What is up.
RSS icon Email icon Home icon
  • The practice of docking dogs tails

    Posted on June 24th, 2005 Alan 1 comment

    The two breeds of dogs we are considering, the Jack Russell and the Australian Cattle Dog (Heeler) often have their tails docked.  Especially the Jack Russell.   If done, you’re suppose to have it done by a Vet (if they are willing) within 5 days after birth to minimize the trauma to the dog.  Australia has completely outlawed the practice. 

    The arguements FOR docking include esthetics and tradition, preventing damage to the tail, especially for working dogs, and removing an easy target during scuffles.  Ranchers and professional breeders are the most likely to support docking.

    Here are the minutes of a hearing on PREVENTION OF CRUELTY TO ANIMALS AMENDMENT (TAIL DOCKING) BILL with arguements against docking. In it, the following argument is made:

    the logical extension of advocating tail docking as a means of
    preventing potential injury or harm is like suggesting that we should
    remove the tonsils or appendix of all infants in order to avoid
    possible tonsillitis or appendicitis in a few adults later in life

    It seems the same "extension" could be made for circumcision.  I can promise you, it hurts the baby so the fact that tail-docking hurts a puppy isn’t particularly compelling.

     

    One response to “The practice of docking dogs tails”

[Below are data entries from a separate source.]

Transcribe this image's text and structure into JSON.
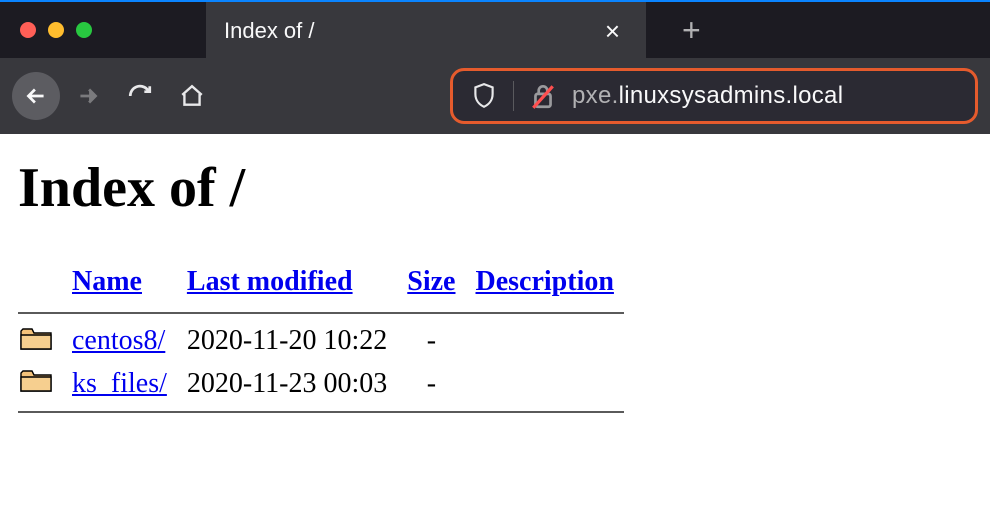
{
  "window": {
    "tab_title": "Index of /",
    "new_tab_label": "+",
    "close_tab_label": "×"
  },
  "addressbar": {
    "subdomain": "pxe.",
    "domain": "linuxsysadmins.local"
  },
  "page": {
    "heading": "Index of /",
    "columns": {
      "name": "Name",
      "last_modified": "Last modified",
      "size": "Size",
      "description": "Description"
    },
    "entries": [
      {
        "name": "centos8/",
        "last_modified": "2020-11-20 10:22",
        "size": "-",
        "description": ""
      },
      {
        "name": "ks_files/",
        "last_modified": "2020-11-23 00:03",
        "size": "-",
        "description": ""
      }
    ]
  }
}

    1. Hi, I was just doing a seach on Tail docking as I have heard a rumour that it may be legalised again in the US, so wanted to know under what circumstances (as a Veterinarian). I’m a big advocate against docking so have been very happy that it’s now illegal in Australia. I came accross your site and just wanted to let you know – Australian Cattle Dogs don’t get their tails docked, but there is a Stumpy Tailed Australian Cattle Dog (au-naturale).
      Good luck in your choice!
      Ellena

    Leave a reply

    You must be logged in to post a comment.